» Required work
Would you reproduce all of the entries below, character for character?

*** Opening Records shown ***

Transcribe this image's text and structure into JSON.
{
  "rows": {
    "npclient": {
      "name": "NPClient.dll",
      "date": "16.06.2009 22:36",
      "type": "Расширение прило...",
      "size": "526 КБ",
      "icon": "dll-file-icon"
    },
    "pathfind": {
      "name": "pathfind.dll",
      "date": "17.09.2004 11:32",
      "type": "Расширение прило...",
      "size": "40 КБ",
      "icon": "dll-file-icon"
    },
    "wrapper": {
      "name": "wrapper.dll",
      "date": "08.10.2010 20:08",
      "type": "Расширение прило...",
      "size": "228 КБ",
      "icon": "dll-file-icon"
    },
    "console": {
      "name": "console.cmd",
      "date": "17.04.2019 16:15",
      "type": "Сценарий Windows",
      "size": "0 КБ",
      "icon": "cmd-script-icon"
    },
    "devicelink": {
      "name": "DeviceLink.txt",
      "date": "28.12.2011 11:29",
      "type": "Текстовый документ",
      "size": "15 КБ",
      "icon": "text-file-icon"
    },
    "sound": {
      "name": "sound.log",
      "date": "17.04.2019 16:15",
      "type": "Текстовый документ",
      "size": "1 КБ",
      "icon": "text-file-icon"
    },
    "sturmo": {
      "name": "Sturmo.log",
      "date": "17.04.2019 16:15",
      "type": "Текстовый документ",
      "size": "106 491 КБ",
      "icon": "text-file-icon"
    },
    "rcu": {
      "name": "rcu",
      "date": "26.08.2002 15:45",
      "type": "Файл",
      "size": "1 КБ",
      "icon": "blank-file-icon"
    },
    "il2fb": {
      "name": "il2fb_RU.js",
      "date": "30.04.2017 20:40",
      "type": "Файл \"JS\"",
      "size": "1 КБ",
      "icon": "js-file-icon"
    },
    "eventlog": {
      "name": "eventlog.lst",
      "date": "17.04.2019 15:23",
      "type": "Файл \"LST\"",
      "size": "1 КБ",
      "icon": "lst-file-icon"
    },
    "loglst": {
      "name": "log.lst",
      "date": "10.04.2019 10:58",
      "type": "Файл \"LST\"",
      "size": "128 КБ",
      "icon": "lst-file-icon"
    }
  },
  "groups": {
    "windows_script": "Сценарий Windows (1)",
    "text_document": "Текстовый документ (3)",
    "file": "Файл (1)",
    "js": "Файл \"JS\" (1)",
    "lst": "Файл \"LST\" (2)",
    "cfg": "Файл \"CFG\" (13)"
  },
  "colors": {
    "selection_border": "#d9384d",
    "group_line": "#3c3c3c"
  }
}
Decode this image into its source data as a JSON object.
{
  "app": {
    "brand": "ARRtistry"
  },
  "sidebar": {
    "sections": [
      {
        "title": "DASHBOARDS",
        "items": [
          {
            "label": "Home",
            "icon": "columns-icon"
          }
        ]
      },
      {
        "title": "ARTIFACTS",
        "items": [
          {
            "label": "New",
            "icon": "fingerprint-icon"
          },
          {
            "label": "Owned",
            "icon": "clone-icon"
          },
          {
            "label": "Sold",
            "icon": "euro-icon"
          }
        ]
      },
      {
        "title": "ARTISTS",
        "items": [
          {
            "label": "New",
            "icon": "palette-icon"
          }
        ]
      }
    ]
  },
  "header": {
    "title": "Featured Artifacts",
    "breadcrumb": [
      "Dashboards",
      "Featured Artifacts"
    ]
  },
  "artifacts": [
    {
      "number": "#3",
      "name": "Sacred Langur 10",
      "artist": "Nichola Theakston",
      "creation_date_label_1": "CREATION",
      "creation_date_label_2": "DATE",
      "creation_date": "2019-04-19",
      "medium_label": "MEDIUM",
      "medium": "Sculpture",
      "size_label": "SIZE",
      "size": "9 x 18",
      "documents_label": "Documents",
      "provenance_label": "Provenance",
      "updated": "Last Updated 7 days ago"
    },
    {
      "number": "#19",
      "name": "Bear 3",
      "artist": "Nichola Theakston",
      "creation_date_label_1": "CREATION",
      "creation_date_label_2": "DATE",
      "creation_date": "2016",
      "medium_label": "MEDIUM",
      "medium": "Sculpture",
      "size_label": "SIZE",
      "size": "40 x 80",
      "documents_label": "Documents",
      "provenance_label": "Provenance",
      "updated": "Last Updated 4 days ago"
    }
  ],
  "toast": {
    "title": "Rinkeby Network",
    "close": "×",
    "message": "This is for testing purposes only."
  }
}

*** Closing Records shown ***

» Solution to this exercise
Transcribe this image's text and structure into JSON.
{
  "rows": {
    "npclient": {
      "name": "NPClient.dll",
      "date": "16.06.2009 22:36",
      "type": "Расширение прило...",
      "size": "526 КБ",
      "icon": "dll-file-icon"
    },
    "pathfind": {
      "name": "pathfind.dll",
      "date": "17.09.2004 11:32",
      "type": "Расширение прило...",
      "size": "40 КБ",
      "icon": "dll-file-icon"
    },
    "wrapper": {
      "name": "wrapper.dll",
      "date": "08.10.2010 20:08",
      "type": "Расширение прило...",
      "size": "228 КБ",
      "icon": "dll-file-icon"
    },
    "console": {
      "name": "console.cmd",
      "date": "17.04.2019 16:15",
      "type": "Сценарий Windows",
      "size": "0 КБ",
      "icon": "cmd-script-icon"
    },
    "devicelink": {
      "name": "DeviceLink.txt",
      "date": "28.12.2011 11:29",
      "type": "Текстовый документ",
      "size": "15 КБ",
      "icon": "text-file-icon"
    },
    "sound": {
      "name": "sound.log",
      "date": "17.04.2019 16:15",
      "type": "Текстовый документ",
      "size": "1 КБ",
      "icon": "text-file-icon"
    },
    "sturmo": {
      "name": "Sturmo.log",
      "date": "17.04.2019 16:15",
      "type": "Текстовый документ",
      "size": "106 491 КБ",
      "icon": "text-file-icon"
    },
    "rcu": {
      "name": "rcu",
      "date": "26.08.2002 15:45",
      "type": "Файл",
      "size": "1 КБ",
      "icon": "blank-file-icon"
    },
    "il2fb": {
      "name": "il2fb_RU.js",
      "date": "30.04.2017 20:40",
      "type": "Файл \"JS\"",
      "size": "1 КБ",
      "icon": "js-file-icon"
    },
    "eventlog": {
      "name": "eventlog.lst",
      "date": "17.04.2019 15:23",
      "type": "Файл \"LST\"",
      "size": "1 КБ",
      "icon": "lst-file-icon"
    },
    "loglst": {
      "name": "log.lst",
      "date": "10.04.2019 10:58",
      "type": "Файл \"LST\"",
      "size": "128 КБ",
      "icon": "lst-file-icon"
    }
  },
  "groups": {
    "windows_script": "Сценарий Windows (1)",
    "text_document": "Текстовый документ (3)",
    "file": "Файл (1)",
    "js": "Файл \"JS\" (1)",
    "lst": "Файл \"LST\" (2)",
    "cfg": "Файл \"CFG\" (13)"
  },
  "colors": {
    "selection_border": "#d9384d",
    "group_line": "#3c3c3c"
  }
}
Decode this image into its source data as a JSON object.
{
  "app": {
    "brand": "ARRtistry"
  },
  "sidebar": {
    "sections": [
      {
        "title": "DASHBOARDS",
        "items": [
          {
            "label": "Home",
            "icon": "columns-icon"
          }
        ]
      },
      {
        "title": "ARTIFACTS",
        "items": [
          {
            "label": "New",
            "icon": "fingerprint-icon"
          },
          {
            "label": "Owned",
            "icon": "clone-icon"
          },
          {
            "label": "Sold",
            "icon": "euro-icon"
          }
        ]
      },
      {
        "title": "ARTISTS",
        "items": [
          {
            "label": "New",
            "icon": "palette-icon"
          }
        ]
      }
    ]
  },
  "header": {
    "title": "Featured Artifacts",
    "breadcrumb": [
      "Dashboards",
      "Featured Artifacts"
    ]
  },
  "artifacts": [
    {
      "number": "#3",
      "name": "Sacred Langur 10",
      "artist": "Nichola Theakston",
      "creation_date_label_1": "CREATION",
      "creation_date_label_2": "DATE",
      "creation_date": "2019-04-19",
      "medium_label": "MEDIUM",
      "medium": "Sculpture",
      "size_label": "SIZE",
      "size": "9 x 18",
      "documents_label": "Documents",
      "provenance_label": "Provenance",
      "updated": "Last Updated 7 days ago"
    },
    {
      "number": "#19",
      "name": "Bear 3",
      "artist": "Nichola Theakston",
      "creation_date_label_1": "CREATION",
      "creation_date_label_2": "DATE",
      "creation_date": "2016",
      "medium_label": "MEDIUM",
      "medium": "Sculpture",
      "size_label": "SIZE",
      "size": "40 x 80",
      "documents_label": "Documents",
      "provenance_label": "Provenance",
      "updated": "Last Updated 4 days ago"
    }
  ],
  "toast": {
    "title": "Rinkeby Network",
    "close": "×",
    "message": "This is for testing purposes only."
  }
}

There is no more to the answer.